**Task description**:
Each line holding the word "icon" must appear in the answer, copied from the entries.

(Study material)

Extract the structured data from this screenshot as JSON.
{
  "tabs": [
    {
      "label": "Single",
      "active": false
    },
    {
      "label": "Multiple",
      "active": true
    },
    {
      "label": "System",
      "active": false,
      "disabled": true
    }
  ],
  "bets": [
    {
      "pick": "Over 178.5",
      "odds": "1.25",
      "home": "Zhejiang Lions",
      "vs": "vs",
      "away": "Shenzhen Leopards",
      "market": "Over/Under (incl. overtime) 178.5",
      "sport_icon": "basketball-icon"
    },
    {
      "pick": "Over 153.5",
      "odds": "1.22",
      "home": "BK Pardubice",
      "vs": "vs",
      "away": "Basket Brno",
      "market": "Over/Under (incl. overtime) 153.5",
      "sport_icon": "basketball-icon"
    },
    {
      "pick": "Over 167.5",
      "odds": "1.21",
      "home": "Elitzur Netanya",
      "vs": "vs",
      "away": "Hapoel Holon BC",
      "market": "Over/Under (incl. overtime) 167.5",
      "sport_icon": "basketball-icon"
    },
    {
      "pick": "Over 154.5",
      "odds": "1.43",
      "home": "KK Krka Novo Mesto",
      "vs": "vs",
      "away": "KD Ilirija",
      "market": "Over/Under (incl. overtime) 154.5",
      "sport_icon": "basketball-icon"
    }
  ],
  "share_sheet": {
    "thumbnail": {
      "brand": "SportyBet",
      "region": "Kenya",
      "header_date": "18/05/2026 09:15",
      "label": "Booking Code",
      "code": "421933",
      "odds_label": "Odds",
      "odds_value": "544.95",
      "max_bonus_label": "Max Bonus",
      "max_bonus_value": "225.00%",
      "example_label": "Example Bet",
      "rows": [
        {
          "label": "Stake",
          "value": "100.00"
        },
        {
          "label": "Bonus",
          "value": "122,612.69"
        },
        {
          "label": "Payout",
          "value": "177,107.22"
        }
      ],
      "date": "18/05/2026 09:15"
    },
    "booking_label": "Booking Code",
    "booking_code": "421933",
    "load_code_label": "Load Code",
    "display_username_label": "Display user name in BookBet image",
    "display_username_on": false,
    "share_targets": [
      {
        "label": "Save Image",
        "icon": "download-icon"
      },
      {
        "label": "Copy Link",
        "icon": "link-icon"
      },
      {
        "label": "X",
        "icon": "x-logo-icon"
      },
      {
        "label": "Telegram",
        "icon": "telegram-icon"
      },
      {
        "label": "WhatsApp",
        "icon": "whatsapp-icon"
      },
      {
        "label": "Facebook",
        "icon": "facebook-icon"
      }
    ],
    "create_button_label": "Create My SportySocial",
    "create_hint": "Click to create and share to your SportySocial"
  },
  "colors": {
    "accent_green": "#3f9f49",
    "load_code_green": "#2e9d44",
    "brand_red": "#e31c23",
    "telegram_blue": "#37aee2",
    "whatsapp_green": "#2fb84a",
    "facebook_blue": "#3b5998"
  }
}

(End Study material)
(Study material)

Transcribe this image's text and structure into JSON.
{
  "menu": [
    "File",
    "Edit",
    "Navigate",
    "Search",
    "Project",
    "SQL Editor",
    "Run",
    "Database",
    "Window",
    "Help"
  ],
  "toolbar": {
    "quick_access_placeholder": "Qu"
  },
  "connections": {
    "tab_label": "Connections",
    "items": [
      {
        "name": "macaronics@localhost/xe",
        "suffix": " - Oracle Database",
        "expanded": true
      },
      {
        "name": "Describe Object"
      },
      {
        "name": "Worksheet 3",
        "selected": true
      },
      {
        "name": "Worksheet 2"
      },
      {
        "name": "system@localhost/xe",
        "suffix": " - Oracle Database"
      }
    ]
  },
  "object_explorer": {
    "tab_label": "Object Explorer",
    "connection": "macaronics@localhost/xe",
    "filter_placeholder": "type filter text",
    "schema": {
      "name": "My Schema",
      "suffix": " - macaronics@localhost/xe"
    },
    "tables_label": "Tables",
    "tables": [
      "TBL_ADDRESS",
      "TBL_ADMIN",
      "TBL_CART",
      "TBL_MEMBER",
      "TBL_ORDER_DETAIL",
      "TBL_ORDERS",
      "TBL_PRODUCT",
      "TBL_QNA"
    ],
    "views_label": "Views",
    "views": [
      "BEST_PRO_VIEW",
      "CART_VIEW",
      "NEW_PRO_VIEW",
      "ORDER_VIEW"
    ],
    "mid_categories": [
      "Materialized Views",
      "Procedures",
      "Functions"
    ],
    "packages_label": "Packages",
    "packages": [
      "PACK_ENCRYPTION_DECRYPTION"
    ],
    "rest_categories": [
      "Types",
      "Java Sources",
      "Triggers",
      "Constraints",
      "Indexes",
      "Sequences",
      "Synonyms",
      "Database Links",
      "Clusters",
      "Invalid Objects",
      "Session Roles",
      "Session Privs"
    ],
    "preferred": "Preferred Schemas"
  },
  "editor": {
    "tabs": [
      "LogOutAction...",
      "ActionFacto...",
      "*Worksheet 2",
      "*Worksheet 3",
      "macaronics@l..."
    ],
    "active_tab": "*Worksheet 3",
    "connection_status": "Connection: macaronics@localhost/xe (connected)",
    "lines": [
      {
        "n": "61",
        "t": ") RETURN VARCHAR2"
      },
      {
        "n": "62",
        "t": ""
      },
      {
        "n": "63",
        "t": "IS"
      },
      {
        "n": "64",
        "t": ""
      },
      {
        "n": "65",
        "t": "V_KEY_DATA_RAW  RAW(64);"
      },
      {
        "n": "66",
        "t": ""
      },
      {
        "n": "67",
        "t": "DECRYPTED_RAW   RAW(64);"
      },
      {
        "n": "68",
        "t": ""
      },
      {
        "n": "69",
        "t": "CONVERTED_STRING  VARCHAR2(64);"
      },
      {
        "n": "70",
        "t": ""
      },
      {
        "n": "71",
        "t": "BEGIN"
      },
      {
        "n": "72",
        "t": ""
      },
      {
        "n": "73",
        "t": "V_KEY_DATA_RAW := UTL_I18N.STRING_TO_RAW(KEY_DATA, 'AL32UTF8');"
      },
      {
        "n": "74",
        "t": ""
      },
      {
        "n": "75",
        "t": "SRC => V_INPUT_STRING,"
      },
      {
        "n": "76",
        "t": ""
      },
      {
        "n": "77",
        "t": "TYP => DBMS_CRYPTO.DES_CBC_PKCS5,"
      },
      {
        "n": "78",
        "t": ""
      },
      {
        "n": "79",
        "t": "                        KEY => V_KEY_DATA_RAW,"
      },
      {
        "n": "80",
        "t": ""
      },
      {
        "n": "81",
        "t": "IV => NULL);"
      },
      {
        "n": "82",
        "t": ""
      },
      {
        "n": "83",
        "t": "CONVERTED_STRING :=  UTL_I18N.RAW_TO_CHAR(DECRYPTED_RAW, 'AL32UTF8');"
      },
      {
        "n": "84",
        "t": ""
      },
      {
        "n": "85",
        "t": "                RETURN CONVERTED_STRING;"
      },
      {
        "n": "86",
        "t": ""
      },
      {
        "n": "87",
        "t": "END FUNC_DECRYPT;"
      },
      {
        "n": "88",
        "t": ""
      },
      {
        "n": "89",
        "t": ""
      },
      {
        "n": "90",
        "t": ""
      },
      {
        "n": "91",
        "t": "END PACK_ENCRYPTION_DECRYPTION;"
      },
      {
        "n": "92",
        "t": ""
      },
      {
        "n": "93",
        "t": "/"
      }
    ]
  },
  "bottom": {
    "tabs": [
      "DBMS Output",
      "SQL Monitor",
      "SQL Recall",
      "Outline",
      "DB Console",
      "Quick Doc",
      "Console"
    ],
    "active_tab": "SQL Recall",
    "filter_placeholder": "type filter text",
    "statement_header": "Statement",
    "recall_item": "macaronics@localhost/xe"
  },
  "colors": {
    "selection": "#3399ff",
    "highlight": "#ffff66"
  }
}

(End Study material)

**Reply to the task**:
      "sport_icon": "basketball-icon"
      "sport_icon": "basketball-icon"
      "sport_icon": "basketball-icon"
      "sport_icon": "basketball-icon"
        "icon": "download-icon"
        "icon": "link-icon"
        "icon": "x-logo-icon"
        "icon": "telegram-icon"
        "icon": "whatsapp-icon"
        "icon": "facebook-icon"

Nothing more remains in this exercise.